Omit the pictures and return every entry exactly as written.
______________________________
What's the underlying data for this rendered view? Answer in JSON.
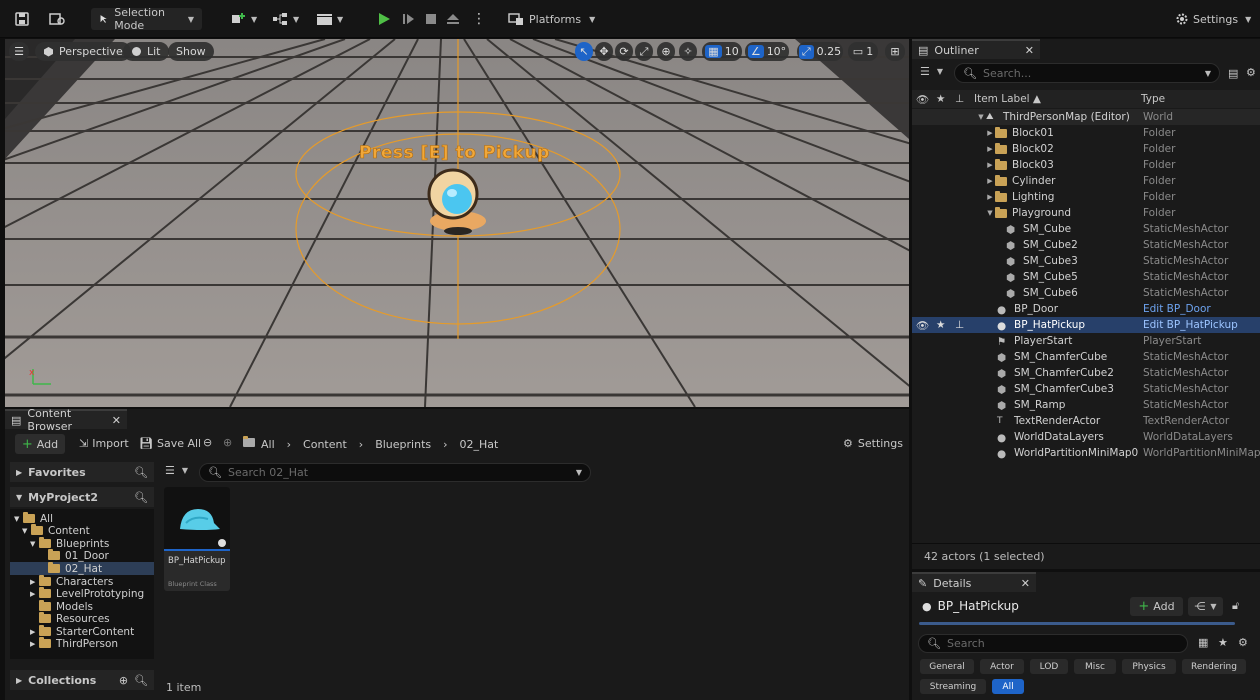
{
  "toolbar": {
    "selection_mode": "Selection Mode",
    "platforms": "Platforms",
    "settings": "Settings"
  },
  "viewport": {
    "perspective": "Perspective",
    "lit": "Lit",
    "show": "Show",
    "grid_snap": "10",
    "rot_snap": "10°",
    "scale_snap": "0.25",
    "camera_speed": "1",
    "world_text": "Press [E] to Pickup"
  },
  "outliner": {
    "tab": "Outliner",
    "search_placeholder": "Search...",
    "col_label": "Item Label",
    "col_type": "Type",
    "rows": [
      {
        "label": "ThirdPersonMap (Editor)",
        "type": "World"
      },
      {
        "label": "Block01",
        "type": "Folder"
      },
      {
        "label": "Block02",
        "type": "Folder"
      },
      {
        "label": "Block03",
        "type": "Folder"
      },
      {
        "label": "Cylinder",
        "type": "Folder"
      },
      {
        "label": "Lighting",
        "type": "Folder"
      },
      {
        "label": "Playground",
        "type": "Folder"
      },
      {
        "label": "SM_Cube",
        "type": "StaticMeshActor"
      },
      {
        "label": "SM_Cube2",
        "type": "StaticMeshActor"
      },
      {
        "label": "SM_Cube3",
        "type": "StaticMeshActor"
      },
      {
        "label": "SM_Cube5",
        "type": "StaticMeshActor"
      },
      {
        "label": "SM_Cube6",
        "type": "StaticMeshActor"
      },
      {
        "label": "BP_Door",
        "type": "Edit BP_Door"
      },
      {
        "label": "BP_HatPickup",
        "type": "Edit BP_HatPickup"
      },
      {
        "label": "PlayerStart",
        "type": "PlayerStart"
      },
      {
        "label": "SM_ChamferCube",
        "type": "StaticMeshActor"
      },
      {
        "label": "SM_ChamferCube2",
        "type": "StaticMeshActor"
      },
      {
        "label": "SM_ChamferCube3",
        "type": "StaticMeshActor"
      },
      {
        "label": "SM_Ramp",
        "type": "StaticMeshActor"
      },
      {
        "label": "TextRenderActor",
        "type": "TextRenderActor"
      },
      {
        "label": "WorldDataLayers",
        "type": "WorldDataLayers"
      },
      {
        "label": "WorldPartitionMiniMap0",
        "type": "WorldPartitionMiniMap"
      }
    ],
    "status": "42 actors (1 selected)"
  },
  "details": {
    "tab": "Details",
    "actor_name": "BP_HatPickup",
    "add": "Add",
    "search_placeholder": "Search",
    "chips": [
      "General",
      "Actor",
      "LOD",
      "Misc",
      "Physics",
      "Rendering",
      "Streaming",
      "All"
    ]
  },
  "content_browser": {
    "tab": "Content Browser",
    "add": "Add",
    "import": "Import",
    "save_all": "Save All",
    "breadcrumb": [
      "All",
      "Content",
      "Blueprints",
      "02_Hat"
    ],
    "settings": "Settings",
    "favorites": "Favorites",
    "project": "MyProject2",
    "search_placeholder": "Search 02_Hat",
    "tree": [
      "All",
      "Content",
      "Blueprints",
      "01_Door",
      "02_Hat",
      "Characters",
      "LevelPrototyping",
      "Models",
      "Resources",
      "StarterContent",
      "ThirdPerson"
    ],
    "collections": "Collections",
    "asset_name": "BP_HatPickup",
    "asset_type": "Blueprint Class",
    "item_count": "1 item"
  }
}
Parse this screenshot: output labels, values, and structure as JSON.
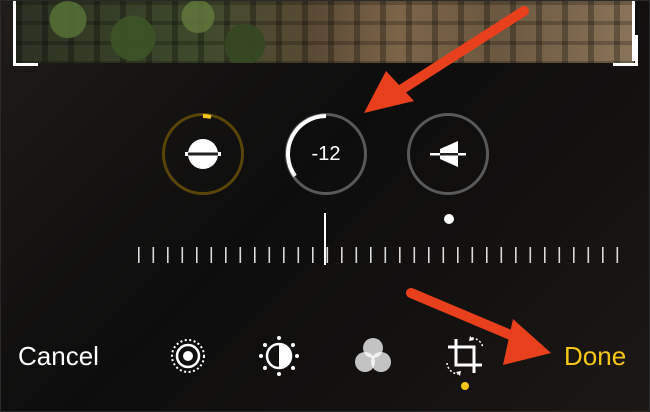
{
  "crop_dials": {
    "straighten": {
      "icon": "straighten-icon"
    },
    "vertical": {
      "value": "-12",
      "icon": "vertical-perspective-icon"
    },
    "horizontal": {
      "icon": "horizontal-perspective-icon"
    }
  },
  "adjust_slider": {
    "value": -12
  },
  "toolbar": {
    "cancel_label": "Cancel",
    "done_label": "Done",
    "tools": [
      "live-photo-icon",
      "adjust-icon",
      "filters-icon",
      "crop-icon"
    ],
    "active_tool": "crop-icon"
  },
  "colors": {
    "accent": "#f5c518",
    "arrow": "#e8401c",
    "dial_inactive": "#595959",
    "dial_active_ring": "#5a4506"
  }
}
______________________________
_Written answer_.
What's the underlying data for this rendered view? Answer in JSON.
{
  "toolbar": {
    "selection_mode": "Selection Mode",
    "platforms": "Platforms",
    "settings": "Settings"
  },
  "viewport": {
    "perspective": "Perspective",
    "lit": "Lit",
    "show": "Show",
    "grid_snap": "10",
    "rot_snap": "10°",
    "scale_snap": "0.25",
    "camera_speed": "1",
    "world_text": "Press [E] to Pickup"
  },
  "outliner": {
    "tab": "Outliner",
    "search_placeholder": "Search...",
    "col_label": "Item Label",
    "col_type": "Type",
    "rows": [
      {
        "label": "ThirdPersonMap (Editor)",
        "type": "World"
      },
      {
        "label": "Block01",
        "type": "Folder"
      },
      {
        "label": "Block02",
        "type": "Folder"
      },
      {
        "label": "Block03",
        "type": "Folder"
      },
      {
        "label": "Cylinder",
        "type": "Folder"
      },
      {
        "label": "Lighting",
        "type": "Folder"
      },
      {
        "label": "Playground",
        "type": "Folder"
      },
      {
        "label": "SM_Cube",
        "type": "StaticMeshActor"
      },
      {
        "label": "SM_Cube2",
        "type": "StaticMeshActor"
      },
      {
        "label": "SM_Cube3",
        "type": "StaticMeshActor"
      },
      {
        "label": "SM_Cube5",
        "type": "StaticMeshActor"
      },
      {
        "label": "SM_Cube6",
        "type": "StaticMeshActor"
      },
      {
        "label": "BP_Door",
        "type": "Edit BP_Door"
      },
      {
        "label": "BP_HatPickup",
        "type": "Edit BP_HatPickup"
      },
      {
        "label": "PlayerStart",
        "type": "PlayerStart"
      },
      {
        "label": "SM_ChamferCube",
        "type": "StaticMeshActor"
      },
      {
        "label": "SM_ChamferCube2",
        "type": "StaticMeshActor"
      },
      {
        "label": "SM_ChamferCube3",
        "type": "StaticMeshActor"
      },
      {
        "label": "SM_Ramp",
        "type": "StaticMeshActor"
      },
      {
        "label": "TextRenderActor",
        "type": "TextRenderActor"
      },
      {
        "label": "WorldDataLayers",
        "type": "WorldDataLayers"
      },
      {
        "label": "WorldPartitionMiniMap0",
        "type": "WorldPartitionMiniMap"
      }
    ],
    "status": "42 actors (1 selected)"
  },
  "details": {
    "tab": "Details",
    "actor_name": "BP_HatPickup",
    "add": "Add",
    "search_placeholder": "Search",
    "chips": [
      "General",
      "Actor",
      "LOD",
      "Misc",
      "Physics",
      "Rendering",
      "Streaming",
      "All"
    ]
  },
  "content_browser": {
    "tab": "Content Browser",
    "add": "Add",
    "import": "Import",
    "save_all": "Save All",
    "breadcrumb": [
      "All",
      "Content",
      "Blueprints",
      "02_Hat"
    ],
    "settings": "Settings",
    "favorites": "Favorites",
    "project": "MyProject2",
    "search_placeholder": "Search 02_Hat",
    "tree": [
      "All",
      "Content",
      "Blueprints",
      "01_Door",
      "02_Hat",
      "Characters",
      "LevelPrototyping",
      "Models",
      "Resources",
      "StarterContent",
      "ThirdPerson"
    ],
    "collections": "Collections",
    "asset_name": "BP_HatPickup",
    "asset_type": "Blueprint Class",
    "item_count": "1 item"
  }
}
Parse this screenshot: output labels, values, and structure as JSON.
{
  "crop_dials": {
    "straighten": {
      "icon": "straighten-icon"
    },
    "vertical": {
      "value": "-12",
      "icon": "vertical-perspective-icon"
    },
    "horizontal": {
      "icon": "horizontal-perspective-icon"
    }
  },
  "adjust_slider": {
    "value": -12
  },
  "toolbar": {
    "cancel_label": "Cancel",
    "done_label": "Done",
    "tools": [
      "live-photo-icon",
      "adjust-icon",
      "filters-icon",
      "crop-icon"
    ],
    "active_tool": "crop-icon"
  },
  "colors": {
    "accent": "#f5c518",
    "arrow": "#e8401c",
    "dial_inactive": "#595959",
    "dial_active_ring": "#5a4506"
  }
}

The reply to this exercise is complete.